The PRLA applauded Parker’s impending bill. “Our industry faces a long road to recovery, and this proactive move provides certainty and transparency to current and future operations,” said Melissa Bova, the PRLA’s vice president of government affairs.

Philadelphia’s cap limits third-party delivery services to charging restaurants a delivery fee of 10% per order, and a maximum fee of 5% for other services, such as marketing. This limits a third-party delivery service’s cut of a customer’s order to 15% total. That was a significant change, given that most services take a 20% commission on orders, with some charging 30% or even 40% when associated fees are included.

The law also prohibited delivery services from reducing drivers’ compensation in order to offset the change to their fees, and required services to display the fees they charge a restaurant — in dollars or as a percentage — before the customer pays for an order.

The law also forbids third-party delivery platforms from advertising menus of restaurants they don’t have a deal with; this led to confusion when customers complained about orders that restaurants had no knowledge of.

Restaurant customers also pay delivery fees, service fees, and tips. DoorDash, for example, added a $1.50 “regulatory response fee” to Philadelphia orders during the pandemic.

Fees, which vary by restaurant, time of day, and other factors, add up. Take one recent $30 DoorDash order for an Italian hoagie ($14), cheesesteak ($14), and can of Coke ($2) from a pizzeria. DoorDash collected a regulatory response fee ($1.50), delivery fee ($1.99), and service fee ($4.50). Sales tax added $3.04. The customer added a $6 tip, for a $47.03 total. The restaurant also paid $4.50 to DoorDash (the capped 15% of the total), plus credit-card processing fees.

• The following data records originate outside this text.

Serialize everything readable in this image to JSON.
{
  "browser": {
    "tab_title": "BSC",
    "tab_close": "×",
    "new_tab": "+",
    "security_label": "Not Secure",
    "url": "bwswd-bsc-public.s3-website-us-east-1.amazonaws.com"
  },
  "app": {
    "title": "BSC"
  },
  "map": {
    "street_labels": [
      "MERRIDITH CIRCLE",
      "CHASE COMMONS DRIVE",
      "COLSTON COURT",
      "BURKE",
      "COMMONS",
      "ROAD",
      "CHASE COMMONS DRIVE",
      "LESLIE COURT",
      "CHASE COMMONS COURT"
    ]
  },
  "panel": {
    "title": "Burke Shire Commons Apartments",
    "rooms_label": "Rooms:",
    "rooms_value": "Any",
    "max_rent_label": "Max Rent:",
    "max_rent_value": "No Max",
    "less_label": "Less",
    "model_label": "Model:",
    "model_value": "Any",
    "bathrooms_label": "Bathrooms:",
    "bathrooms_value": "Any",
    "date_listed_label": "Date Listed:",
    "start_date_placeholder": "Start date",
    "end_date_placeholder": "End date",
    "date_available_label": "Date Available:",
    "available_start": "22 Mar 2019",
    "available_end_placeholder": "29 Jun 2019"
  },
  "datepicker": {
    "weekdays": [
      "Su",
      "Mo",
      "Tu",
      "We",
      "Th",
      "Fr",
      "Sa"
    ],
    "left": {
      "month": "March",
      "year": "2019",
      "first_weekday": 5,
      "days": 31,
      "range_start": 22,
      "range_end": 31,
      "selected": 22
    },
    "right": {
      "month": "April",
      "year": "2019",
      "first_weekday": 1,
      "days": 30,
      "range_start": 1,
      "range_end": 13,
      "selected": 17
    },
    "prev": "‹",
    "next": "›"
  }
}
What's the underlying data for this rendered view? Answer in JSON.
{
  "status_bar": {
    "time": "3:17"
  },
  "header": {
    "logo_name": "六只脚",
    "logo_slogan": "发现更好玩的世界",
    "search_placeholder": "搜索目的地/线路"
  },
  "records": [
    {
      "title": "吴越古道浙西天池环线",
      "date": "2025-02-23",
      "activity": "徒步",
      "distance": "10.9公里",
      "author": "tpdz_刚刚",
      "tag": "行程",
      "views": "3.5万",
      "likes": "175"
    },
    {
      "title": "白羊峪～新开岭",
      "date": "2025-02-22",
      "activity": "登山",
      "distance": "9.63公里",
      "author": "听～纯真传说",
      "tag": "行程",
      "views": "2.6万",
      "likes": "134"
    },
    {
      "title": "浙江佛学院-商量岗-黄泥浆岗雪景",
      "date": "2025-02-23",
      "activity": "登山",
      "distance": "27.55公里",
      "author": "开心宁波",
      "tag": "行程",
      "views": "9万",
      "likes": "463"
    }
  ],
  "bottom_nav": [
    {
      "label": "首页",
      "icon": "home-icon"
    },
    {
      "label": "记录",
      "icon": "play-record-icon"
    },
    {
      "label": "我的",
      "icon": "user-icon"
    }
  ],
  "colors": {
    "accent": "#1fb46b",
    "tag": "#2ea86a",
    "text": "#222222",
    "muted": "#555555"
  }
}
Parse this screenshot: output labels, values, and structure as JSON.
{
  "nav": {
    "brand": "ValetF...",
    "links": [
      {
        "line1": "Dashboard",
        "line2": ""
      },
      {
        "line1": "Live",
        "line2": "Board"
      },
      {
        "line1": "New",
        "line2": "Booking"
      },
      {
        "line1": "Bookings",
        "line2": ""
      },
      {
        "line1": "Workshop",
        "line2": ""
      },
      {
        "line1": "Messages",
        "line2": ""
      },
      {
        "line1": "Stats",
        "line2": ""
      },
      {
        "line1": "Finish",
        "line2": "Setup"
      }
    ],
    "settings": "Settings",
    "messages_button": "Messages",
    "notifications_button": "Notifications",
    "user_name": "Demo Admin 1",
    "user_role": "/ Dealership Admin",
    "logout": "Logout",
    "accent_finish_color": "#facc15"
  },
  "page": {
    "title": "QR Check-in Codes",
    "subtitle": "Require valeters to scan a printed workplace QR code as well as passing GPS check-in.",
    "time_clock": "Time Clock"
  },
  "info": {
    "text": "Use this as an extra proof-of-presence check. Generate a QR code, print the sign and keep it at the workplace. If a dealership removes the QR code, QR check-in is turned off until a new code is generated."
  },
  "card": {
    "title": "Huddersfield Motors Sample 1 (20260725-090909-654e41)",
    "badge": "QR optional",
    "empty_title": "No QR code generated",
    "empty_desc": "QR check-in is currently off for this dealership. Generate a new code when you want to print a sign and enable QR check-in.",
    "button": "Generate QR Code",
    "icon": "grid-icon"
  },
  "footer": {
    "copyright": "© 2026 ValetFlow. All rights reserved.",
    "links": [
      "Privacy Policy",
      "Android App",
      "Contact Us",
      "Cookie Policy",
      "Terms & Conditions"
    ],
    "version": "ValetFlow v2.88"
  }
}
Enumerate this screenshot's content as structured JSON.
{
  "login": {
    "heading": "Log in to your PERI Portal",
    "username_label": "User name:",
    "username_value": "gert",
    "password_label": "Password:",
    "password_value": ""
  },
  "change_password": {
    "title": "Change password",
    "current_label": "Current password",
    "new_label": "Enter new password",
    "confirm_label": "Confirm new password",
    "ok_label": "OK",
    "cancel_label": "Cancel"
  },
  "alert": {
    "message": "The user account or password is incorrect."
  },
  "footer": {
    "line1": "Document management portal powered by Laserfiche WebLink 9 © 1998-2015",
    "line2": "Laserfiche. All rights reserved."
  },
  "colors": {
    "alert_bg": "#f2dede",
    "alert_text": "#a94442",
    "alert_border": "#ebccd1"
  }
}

Some restaurants have gotten back into managing delivery themselves, or have contracted with smaller services that charge less and may cover niche restaurants and neighborhoods.